What is known about the effectiveness of economic instruments to reduce consumption of foods high in saturated fats and other energy-dense foods for preventing and treating obesity?
Overweight and obesity are increasingly prevalent in Europe. In the European Region, the growing prevalence of overweight – a body mass index (BMI) over 25 kg/m2 – ranges from about 25% to 75% of the adult population. Up to a third of the adult population, about 130 million people, are obese – with a BMI over 30 kg/m2. Overweight and obesity are also increasingly prevalent among children. This synthesis summarizes the available evidence concerning the effectiveness of economic instruments (including taxes, price policies and incentives) in containing or reducing food consumption, particularly of foods high in saturated fats and other energy-dense foods.
This review found no direct scientific evidence of a causal relationship between policy-related economic instruments and food consumption, including foods high in saturated fats. Indirect evidence suggests that such a causal relationship is plausible, though it remains to be demonstrated by rigorous studies in community settings. The evidence includes a large longitudinal study conducted in China – under conditions substantially different than those in Europe – that found that increases in the prices of unhealthful foods were associated with decreased consumption of those foods. Another longitudinal study in the US found an association between differences in food prices and BMI of young children. These studies comprise indirect evidence for effects of price differences on food consumption or weight in large-scale community settings, but there are important limitations to the generalizability of their findings.
Modelling analyses drawing upon actual market data to track how food purchasing responds to changes in prices suggest that a combination of increased prices (in the form of taxes) for such nutrients as fat, saturated fat and sugar and subsidies on fibres could reduce consumption of the taxed nutrients as well as total energy intake. However, the findings of modelling studies do not comprise empirical evidence.
Studies of tax and price policies applied to tobacco and alcohol products in many countries provide persuasive evidence of their impact on decreasing consumption of those products. These policy interventions may serve as models for similar approaches for lowering consumption of highly saturated fats or other energy-dense foods. However, critical differences among these types of interventions may limit their generalizability to food consumption.

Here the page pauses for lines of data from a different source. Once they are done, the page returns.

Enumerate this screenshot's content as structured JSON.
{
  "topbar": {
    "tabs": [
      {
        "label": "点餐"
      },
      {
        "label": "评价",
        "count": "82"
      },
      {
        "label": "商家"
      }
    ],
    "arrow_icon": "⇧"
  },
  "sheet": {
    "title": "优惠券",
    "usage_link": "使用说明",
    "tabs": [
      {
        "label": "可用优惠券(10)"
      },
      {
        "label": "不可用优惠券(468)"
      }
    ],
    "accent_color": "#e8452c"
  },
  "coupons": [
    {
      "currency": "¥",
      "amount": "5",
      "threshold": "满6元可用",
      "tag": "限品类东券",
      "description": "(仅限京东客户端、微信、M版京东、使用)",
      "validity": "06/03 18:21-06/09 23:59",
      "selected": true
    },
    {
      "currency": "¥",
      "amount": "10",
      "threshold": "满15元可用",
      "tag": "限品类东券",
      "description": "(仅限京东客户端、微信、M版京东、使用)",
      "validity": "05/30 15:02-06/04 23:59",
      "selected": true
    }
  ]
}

A small body of evidence indicates that reducing the price of fruits, vegetables and other healthy snacks at the point of purchase (vending machines, cafeterias) increases their consumption. Another small body of evidence that includes several RCTs shows that financial incentives may result in temporary weight change.
Considerations for policy and research
Evidence of food price elasticity (i.e., how much demand for food responds to changes in price) is limited. Food price inelasticity may dampen the effect of economic instruments, as many people – including those in the lower-income brackets – will neither reduce consumption of foods high in saturated fats at higher prices nor consume more healthful foods at lower prices. Any policies that raise prices of certain foods without complementary intervention, such as subsidies for healthful foods, may be viewed as inequitable.
Taxation and pricing policies have contributed to tobacco prevention and control. However, taxing and pricing policies for foods, most of which are not controlled substances or subjected to special restrictions for certain age groups, may be more difficult to implement. Tax revenues generated from the sale of foods high in saturated fats could be used to subsidize the cost of healthful foods or health promotion programmes. As in the instances of alcohol and tobacco control, the most effective approaches for preventing and managing the complex, multifactorial problem of obesity may involve a number of concurrent interventions.
Type of evidence used in this review
This synthesis is based on evidence from the main databases of biomedical and health economic literature through May 2006 as well as a small number of unpublished monographs of direct relevance to the synthesis question.